Cabinet Secretary Sir Jeremy Heywood meanwhile denied claims that the civil service had failed to learn the lessons of previous contracting failures – in particular the 2013 scandal which saw firms overcharge the Ministry of Justice for the electronic tagging of offenders. He said the government had “absolutely prioritised” building its commercial capability in recent years, “bringing in more people from outside” and “having much more of a grip at the centre”.
"This is certainly not an example of too big to fail”
- Civil Service CEO John Manzoni
The Cabinet Secretary added: “No doubt [the collapse of Carillion] is a bad outcome for the country, but the work that we have done in the commercial profession, trying to understand across 450 public sector contracts what will happen in this worst-case scenario, is work that ten years ago the commercial function in the civil service would not have been capable of doing. It would not have known where to start, frankly.”
But other observers say there is still scope for Whitehall to sharpen its commercial acumen, and they raise questions about whether the civil service is attracting the people it needs to hold its own in negotiating with suppliers.
Cambridge University’s Colin Talbot says commercial skills in government remain too generic, focusing on training people to design repetitive bidding processes rather than encouraging them to become real experts in the services they are buying. “One week they could be doing something on purchasing a new motorway, and the next purchasing catering facilities for the prison service or something,” he explains. Talbot also believes that the recent trend of centralising commercial expertise in the Government Commercial Organisation is a backward step, aimed at cutting costs rather than improving procurement.
“Under the last Conservative government, before New Labour came in, they spent ages decentralising functions, including commercial management,” he says. “The argument there was ‘stick to the knitting’ – that the way to get high performing public sector organisations was to have ones which were very specialist and functional in a particular area, ones which developed a high degree of skill and knowledge about their own business. And therefore they were the best people to be buying stuff, rather than having a one-size-fits all, generic purchasing facility across government.”
The Institute for Government’s Nick Davies acknowledges that central government has become “a much more intelligent client than it once was”, but he too believes that individual departments must give more seats at the top table to commercial experts. “Most people at the top of departments tend to be policy professionals rather than commercial professionals, and there’s a question of when in the policy and decision-making process those commercial experts are being consulted,” he says.
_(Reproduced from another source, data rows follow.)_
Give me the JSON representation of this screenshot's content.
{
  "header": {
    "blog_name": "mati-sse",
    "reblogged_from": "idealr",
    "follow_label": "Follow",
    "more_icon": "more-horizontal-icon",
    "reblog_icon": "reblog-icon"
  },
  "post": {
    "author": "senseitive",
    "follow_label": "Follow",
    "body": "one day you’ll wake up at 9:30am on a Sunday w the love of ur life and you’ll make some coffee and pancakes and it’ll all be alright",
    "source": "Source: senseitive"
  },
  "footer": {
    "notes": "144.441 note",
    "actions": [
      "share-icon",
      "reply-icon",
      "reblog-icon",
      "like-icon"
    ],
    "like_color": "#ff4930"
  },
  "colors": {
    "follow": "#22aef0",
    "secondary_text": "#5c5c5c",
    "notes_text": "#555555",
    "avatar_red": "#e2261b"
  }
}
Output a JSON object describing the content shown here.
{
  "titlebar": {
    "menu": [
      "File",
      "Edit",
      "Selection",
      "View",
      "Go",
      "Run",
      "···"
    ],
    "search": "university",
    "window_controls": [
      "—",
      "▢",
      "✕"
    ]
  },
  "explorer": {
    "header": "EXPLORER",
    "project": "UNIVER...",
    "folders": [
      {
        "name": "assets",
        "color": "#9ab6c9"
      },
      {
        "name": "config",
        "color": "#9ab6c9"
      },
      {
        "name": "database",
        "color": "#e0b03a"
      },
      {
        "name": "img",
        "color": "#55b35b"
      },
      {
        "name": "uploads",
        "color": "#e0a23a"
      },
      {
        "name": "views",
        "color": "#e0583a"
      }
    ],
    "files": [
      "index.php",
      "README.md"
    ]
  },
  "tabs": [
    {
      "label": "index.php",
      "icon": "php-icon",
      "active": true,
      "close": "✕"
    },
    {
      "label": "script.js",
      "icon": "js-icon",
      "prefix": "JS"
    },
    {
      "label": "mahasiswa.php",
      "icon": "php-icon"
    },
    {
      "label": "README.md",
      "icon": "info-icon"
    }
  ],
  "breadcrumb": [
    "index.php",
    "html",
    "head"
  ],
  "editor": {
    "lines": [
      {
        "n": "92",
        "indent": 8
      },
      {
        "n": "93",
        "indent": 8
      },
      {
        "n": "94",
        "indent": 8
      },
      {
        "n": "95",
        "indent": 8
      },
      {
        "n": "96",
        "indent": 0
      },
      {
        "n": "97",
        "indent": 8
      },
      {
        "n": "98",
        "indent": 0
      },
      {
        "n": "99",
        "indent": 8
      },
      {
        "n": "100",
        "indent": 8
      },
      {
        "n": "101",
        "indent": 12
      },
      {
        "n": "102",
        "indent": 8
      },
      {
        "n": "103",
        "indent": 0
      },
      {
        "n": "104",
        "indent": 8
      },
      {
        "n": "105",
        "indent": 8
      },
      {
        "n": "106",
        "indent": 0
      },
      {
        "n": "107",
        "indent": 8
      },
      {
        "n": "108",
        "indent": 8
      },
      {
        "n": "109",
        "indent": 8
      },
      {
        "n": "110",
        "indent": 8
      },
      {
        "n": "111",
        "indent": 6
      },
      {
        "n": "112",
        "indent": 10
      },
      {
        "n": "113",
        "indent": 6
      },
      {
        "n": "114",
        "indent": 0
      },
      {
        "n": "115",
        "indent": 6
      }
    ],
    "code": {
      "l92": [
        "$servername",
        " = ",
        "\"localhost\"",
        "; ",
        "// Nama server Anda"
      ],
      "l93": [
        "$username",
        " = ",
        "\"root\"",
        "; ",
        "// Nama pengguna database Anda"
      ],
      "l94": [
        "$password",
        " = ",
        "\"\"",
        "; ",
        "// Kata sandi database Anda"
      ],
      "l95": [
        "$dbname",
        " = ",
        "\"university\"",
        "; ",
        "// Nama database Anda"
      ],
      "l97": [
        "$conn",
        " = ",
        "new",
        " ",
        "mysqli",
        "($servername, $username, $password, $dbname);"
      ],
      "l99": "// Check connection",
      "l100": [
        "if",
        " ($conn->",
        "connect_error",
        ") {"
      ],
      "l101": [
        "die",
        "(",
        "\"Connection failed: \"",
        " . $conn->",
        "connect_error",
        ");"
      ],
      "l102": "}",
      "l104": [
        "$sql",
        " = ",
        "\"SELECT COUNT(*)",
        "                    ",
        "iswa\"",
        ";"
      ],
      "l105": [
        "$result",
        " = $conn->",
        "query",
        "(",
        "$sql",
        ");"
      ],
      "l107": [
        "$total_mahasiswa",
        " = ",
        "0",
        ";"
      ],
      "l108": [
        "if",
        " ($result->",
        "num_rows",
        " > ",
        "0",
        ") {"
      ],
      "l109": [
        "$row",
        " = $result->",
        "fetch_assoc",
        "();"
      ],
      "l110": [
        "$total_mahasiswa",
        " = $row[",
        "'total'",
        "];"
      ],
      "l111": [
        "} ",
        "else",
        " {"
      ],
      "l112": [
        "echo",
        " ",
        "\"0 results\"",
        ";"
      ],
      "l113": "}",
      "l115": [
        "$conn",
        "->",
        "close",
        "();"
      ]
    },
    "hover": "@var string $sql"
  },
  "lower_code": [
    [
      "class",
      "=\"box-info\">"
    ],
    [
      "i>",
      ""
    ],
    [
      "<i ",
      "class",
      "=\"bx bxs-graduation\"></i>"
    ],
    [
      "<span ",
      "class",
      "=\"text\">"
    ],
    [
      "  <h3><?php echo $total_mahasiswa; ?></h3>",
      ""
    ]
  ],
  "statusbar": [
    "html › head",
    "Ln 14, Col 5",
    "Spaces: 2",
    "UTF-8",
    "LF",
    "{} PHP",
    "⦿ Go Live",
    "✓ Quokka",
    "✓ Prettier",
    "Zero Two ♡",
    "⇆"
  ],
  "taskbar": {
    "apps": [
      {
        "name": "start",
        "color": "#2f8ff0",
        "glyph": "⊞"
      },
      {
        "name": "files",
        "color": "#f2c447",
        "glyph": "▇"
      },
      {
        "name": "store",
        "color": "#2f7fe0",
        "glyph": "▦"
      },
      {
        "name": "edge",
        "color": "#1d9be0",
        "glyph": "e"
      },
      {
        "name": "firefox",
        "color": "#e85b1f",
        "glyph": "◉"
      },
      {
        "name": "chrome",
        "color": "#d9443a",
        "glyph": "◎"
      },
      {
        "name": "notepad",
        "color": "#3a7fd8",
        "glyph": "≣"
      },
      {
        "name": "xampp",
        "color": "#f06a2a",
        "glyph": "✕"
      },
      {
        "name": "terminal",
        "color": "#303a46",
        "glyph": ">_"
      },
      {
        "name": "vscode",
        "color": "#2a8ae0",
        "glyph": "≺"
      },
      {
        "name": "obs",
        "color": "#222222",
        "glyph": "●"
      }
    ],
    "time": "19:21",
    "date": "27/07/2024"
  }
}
For her part, Kerry Hallard argues that Whitehall’s commercial function will continue to face an uphill struggle because of the “disparity of pay” between the public and private sector. “These are the people negotiating massive, multi-billion pound contracts,” she says. “It’s like fielding Ronaldo against a player from Stroud. Can you have the same matching skillset when the private sector is paying somebody £500,000 and the public sector has somebody on £90,000 or £100,000 a year?”
Talbot agrees: “You need people who intimately understand the business that they’re buying for – and you need to pay people to do that. Purchasing managers in the private sector are quite well remunerated. That’s why quite a lot of public servants go over to the private sector when they get those skills.”
Unpicking the causes and policy implications of Carillion’s collapse will be no easy task, but it has given the opponents of outsourcing a powerful argument for radical change. The onus is now on ministers to explain how outsourcing can work better for the public – and how they will invest in the people they ask to fight for taxpayers’ interests whenever the government signs on the dotted line.